Across America, one hears a growing demand that Glass-Steagall be reinstituted and that the biggest banks be broken up. Not long ago, the Dallas branch of the Federal Reserve, hardly known as a bastion of radicalism, proposed that the biggest banks had become too big to regulate and should be shrunk.The interventionists are keeping the LIBOR "scandal" brewing as a means to call for more intervention, when most have no idea how the LIBOR rate is constructed.
The pertinent question here is whether the unfolding Libor scandal, which will soon hit these shores, will provide enough ammunition and energy to finally get the job done.
The ending of Glass-Steagall, for example, has nothing to do with LIBOR. Some manipulations may have been done around the edges of the LIBOR rate, but this is attempted by traders in all markets. In the end the market price wins. It is absurd to believe that trillions of dollars in rates could have been distorted for any length of time at all to any significant degree.
I repeat my comment from earlier posts, a global distortion in rates would have pushed the supply and demand for loans totally out of whack. If rates were too high, you would have had huge a shortage of demand for loans relative too supply, if rates were too low, you would have had a huge supply of funds relative too demand. If this occurred for any period of time, banks around the world would have either adjusted the premiums by which they adjusted the benchmark LIBOR rate or they would have abandoned the LIBOR as a rate completely.

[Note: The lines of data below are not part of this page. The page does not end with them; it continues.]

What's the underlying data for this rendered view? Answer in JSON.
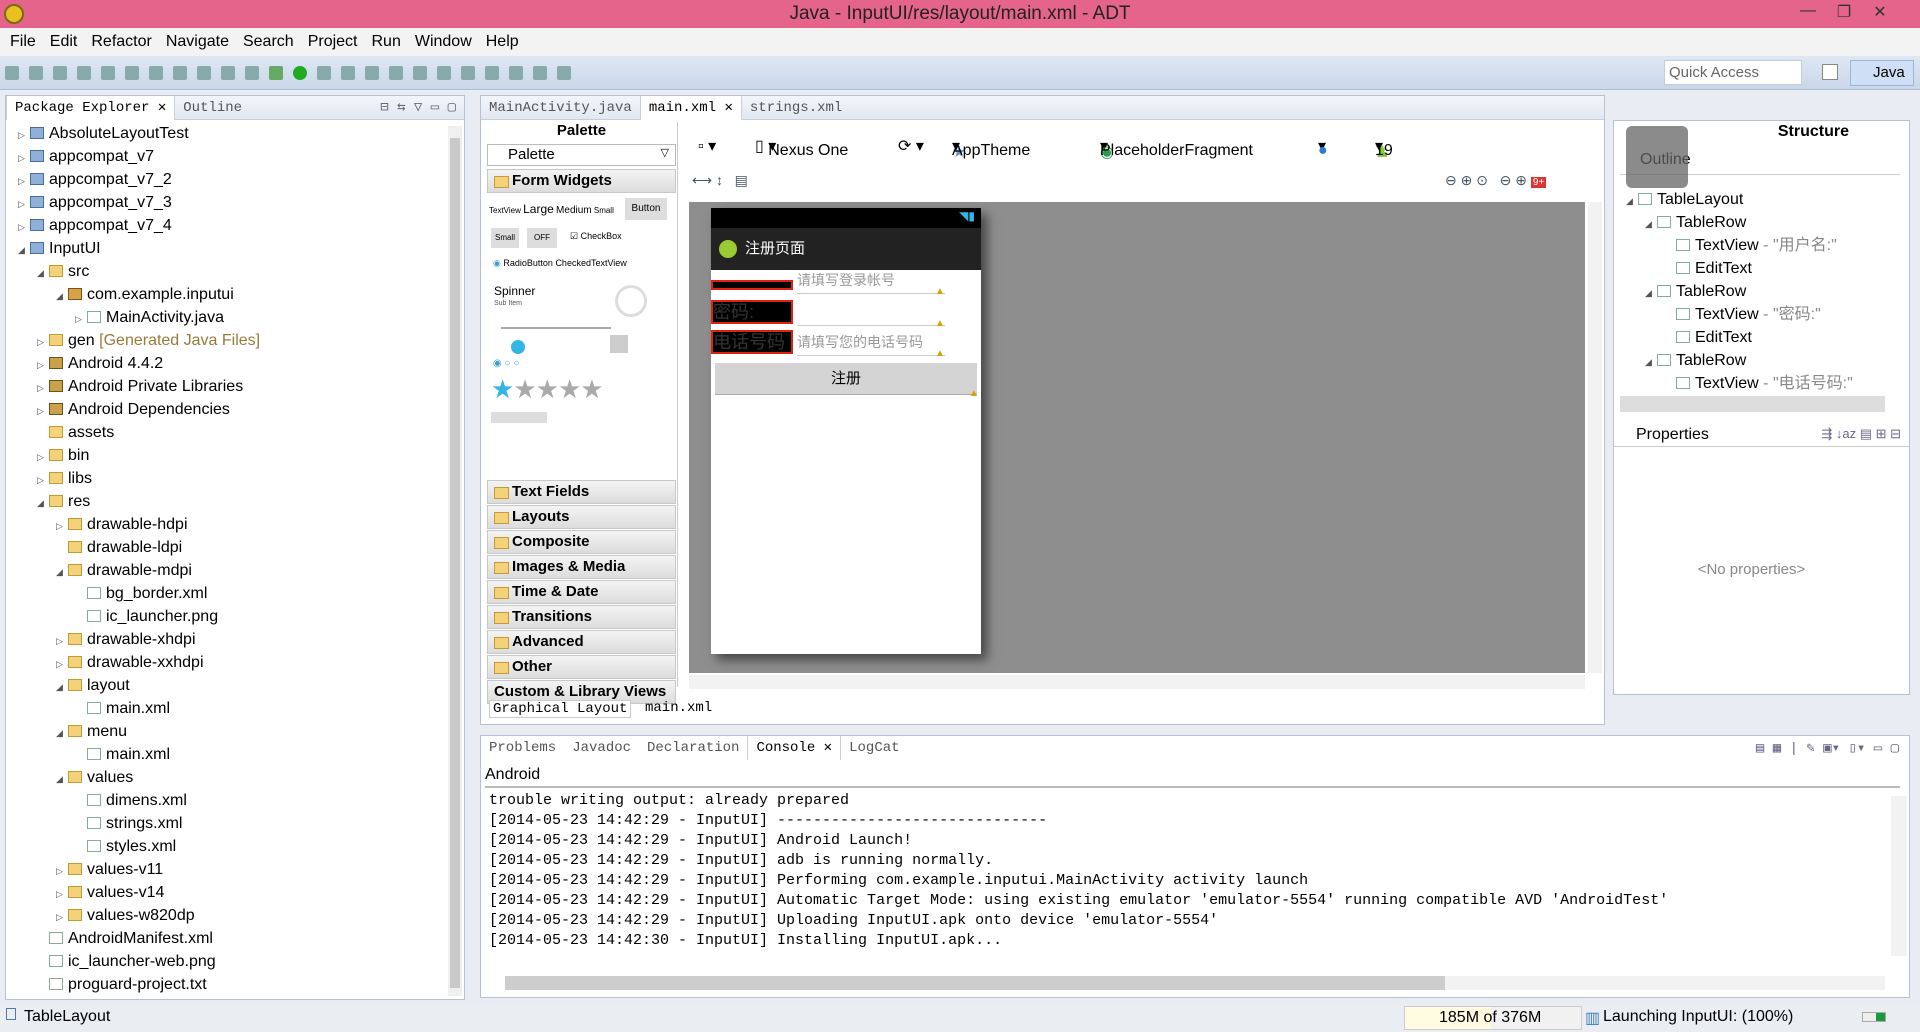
{
  "window": {
    "title": "Java - InputUI/res/layout/main.xml - ADT"
  },
  "menu": [
    "File",
    "Edit",
    "Refactor",
    "Navigate",
    "Search",
    "Project",
    "Run",
    "Window",
    "Help"
  ],
  "toolbar": {
    "quick_access_placeholder": "Quick Access",
    "perspective": "Java"
  },
  "package_explorer": {
    "tabs": [
      "Package Explorer",
      "Outline"
    ],
    "items": [
      {
        "label": "AbsoluteLayoutTest",
        "level": 0,
        "type": "proj",
        "tw": "▷"
      },
      {
        "label": "appcompat_v7",
        "level": 0,
        "type": "proj",
        "tw": "▷"
      },
      {
        "label": "appcompat_v7_2",
        "level": 0,
        "type": "proj",
        "tw": "▷"
      },
      {
        "label": "appcompat_v7_3",
        "level": 0,
        "type": "proj",
        "tw": "▷"
      },
      {
        "label": "appcompat_v7_4",
        "level": 0,
        "type": "proj",
        "tw": "▷"
      },
      {
        "label": "InputUI",
        "level": 0,
        "type": "proj",
        "tw": "◢"
      },
      {
        "label": "src",
        "level": 1,
        "type": "folder",
        "tw": "◢"
      },
      {
        "label": "com.example.inputui",
        "level": 2,
        "type": "pkgc",
        "tw": "◢"
      },
      {
        "label": "MainActivity.java",
        "level": 3,
        "type": "file",
        "tw": "▷"
      },
      {
        "label": "gen",
        "suffix": " [Generated Java Files]",
        "level": 1,
        "type": "folder",
        "tw": "▷"
      },
      {
        "label": "Android 4.4.2",
        "level": 1,
        "type": "lib",
        "tw": "▷"
      },
      {
        "label": "Android Private Libraries",
        "level": 1,
        "type": "lib",
        "tw": "▷"
      },
      {
        "label": "Android Dependencies",
        "level": 1,
        "type": "lib",
        "tw": "▷"
      },
      {
        "label": "assets",
        "level": 1,
        "type": "folder",
        "tw": ""
      },
      {
        "label": "bin",
        "level": 1,
        "type": "folder",
        "tw": "▷"
      },
      {
        "label": "libs",
        "level": 1,
        "type": "folder",
        "tw": "▷"
      },
      {
        "label": "res",
        "level": 1,
        "type": "folder",
        "tw": "◢"
      },
      {
        "label": "drawable-hdpi",
        "level": 2,
        "type": "folder",
        "tw": "▷"
      },
      {
        "label": "drawable-ldpi",
        "level": 2,
        "type": "folder",
        "tw": ""
      },
      {
        "label": "drawable-mdpi",
        "level": 2,
        "type": "folder",
        "tw": "◢"
      },
      {
        "label": "bg_border.xml",
        "level": 3,
        "type": "file",
        "tw": ""
      },
      {
        "label": "ic_launcher.png",
        "level": 3,
        "type": "file",
        "tw": ""
      },
      {
        "label": "drawable-xhdpi",
        "level": 2,
        "type": "folder",
        "tw": "▷"
      },
      {
        "label": "drawable-xxhdpi",
        "level": 2,
        "type": "folder",
        "tw": "▷"
      },
      {
        "label": "layout",
        "level": 2,
        "type": "folder",
        "tw": "◢"
      },
      {
        "label": "main.xml",
        "level": 3,
        "type": "file",
        "tw": ""
      },
      {
        "label": "menu",
        "level": 2,
        "type": "folder",
        "tw": "◢"
      },
      {
        "label": "main.xml",
        "level": 3,
        "type": "file",
        "tw": ""
      },
      {
        "label": "values",
        "level": 2,
        "type": "folder",
        "tw": "◢"
      },
      {
        "label": "dimens.xml",
        "level": 3,
        "type": "file",
        "tw": ""
      },
      {
        "label": "strings.xml",
        "level": 3,
        "type": "file",
        "tw": ""
      },
      {
        "label": "styles.xml",
        "level": 3,
        "type": "file",
        "tw": ""
      },
      {
        "label": "values-v11",
        "level": 2,
        "type": "folder",
        "tw": "▷"
      },
      {
        "label": "values-v14",
        "level": 2,
        "type": "folder",
        "tw": "▷"
      },
      {
        "label": "values-w820dp",
        "level": 2,
        "type": "folder",
        "tw": "▷"
      },
      {
        "label": "AndroidManifest.xml",
        "level": 1,
        "type": "file",
        "tw": ""
      },
      {
        "label": "ic_launcher-web.png",
        "level": 1,
        "type": "file",
        "tw": ""
      },
      {
        "label": "proguard-project.txt",
        "level": 1,
        "type": "file",
        "tw": ""
      }
    ]
  },
  "editor": {
    "tabs": [
      "MainActivity.java",
      "main.xml",
      "strings.xml"
    ],
    "active_tab": 1,
    "palette": {
      "title": "Palette",
      "dropdown": "Palette",
      "open_section": "Form Widgets",
      "widgets": {
        "textview": "TextView",
        "large": "Large",
        "medium": "Medium",
        "small": "Small",
        "button": "Button",
        "small_btn": "Small",
        "off": "OFF",
        "checkbox": "CheckBox",
        "radio": "RadioButton",
        "checked_tv": "CheckedTextView",
        "spinner": "Spinner",
        "sub_item": "Sub Item",
        "rating_stars": 5,
        "rating_value": 1
      },
      "sections": [
        "Text Fields",
        "Layouts",
        "Composite",
        "Images & Media",
        "Time & Date",
        "Transitions",
        "Advanced",
        "Other",
        "Custom & Library Views"
      ]
    },
    "config": {
      "device": "Nexus One",
      "theme": "AppTheme",
      "activity": "PlaceholderFragment",
      "api": "19"
    },
    "phone": {
      "app_title": "注册页面",
      "rows": [
        {
          "label": "用户名:",
          "hint": "请填写登录帐号"
        },
        {
          "label": "密码:",
          "hint": ""
        },
        {
          "label": "电话号码",
          "hint": "请填写您的电话号码"
        }
      ],
      "button": "注册"
    },
    "bottom_tabs": [
      "Graphical Layout",
      "main.xml"
    ]
  },
  "structure": {
    "title": "Structure",
    "outline_label": "Outline",
    "tree": [
      {
        "label": "TableLayout",
        "level": 0
      },
      {
        "label": "TableRow",
        "level": 1
      },
      {
        "label": "TextView",
        "detail": " - \"用户名:\"",
        "level": 2
      },
      {
        "label": "EditText",
        "level": 2
      },
      {
        "label": "TableRow",
        "level": 1
      },
      {
        "label": "TextView",
        "detail": " - \"密码:\"",
        "level": 2
      },
      {
        "label": "EditText",
        "level": 2
      },
      {
        "label": "TableRow",
        "level": 1
      },
      {
        "label": "TextView",
        "detail": " - \"电话号码:\"",
        "level": 2
      }
    ],
    "properties_title": "Properties",
    "no_properties": "<No properties>"
  },
  "console": {
    "tabs": [
      "Problems",
      "Javadoc",
      "Declaration",
      "Console",
      "LogCat"
    ],
    "active_tab": 3,
    "name": "Android",
    "lines": [
      "trouble writing output: already prepared",
      "[2014-05-23 14:42:29 - InputUI] ------------------------------",
      "[2014-05-23 14:42:29 - InputUI] Android Launch!",
      "[2014-05-23 14:42:29 - InputUI] adb is running normally.",
      "[2014-05-23 14:42:29 - InputUI] Performing com.example.inputui.MainActivity activity launch",
      "[2014-05-23 14:42:29 - InputUI] Automatic Target Mode: using existing emulator 'emulator-5554' running compatible AVD 'AndroidTest'",
      "[2014-05-23 14:42:29 - InputUI] Uploading InputUI.apk onto device 'emulator-5554'",
      "[2014-05-23 14:42:30 - InputUI] Installing InputUI.apk..."
    ]
  },
  "statusbar": {
    "selection": "TableLayout",
    "heap": "185M of 376M",
    "heap_used_fraction": 0.49,
    "progress": "Launching InputUI: (100%)"
  },
  "colors": {
    "titlebar": "#e4648c",
    "error_border": "#dd2211",
    "accent": "#33b5e5"
  }
}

The only monsters in the market that can really push rates around are the central banks, since they can increase or decrease the money supply. Commercial banks ultimately have to price according the the market rates after the central banks manipulate the market.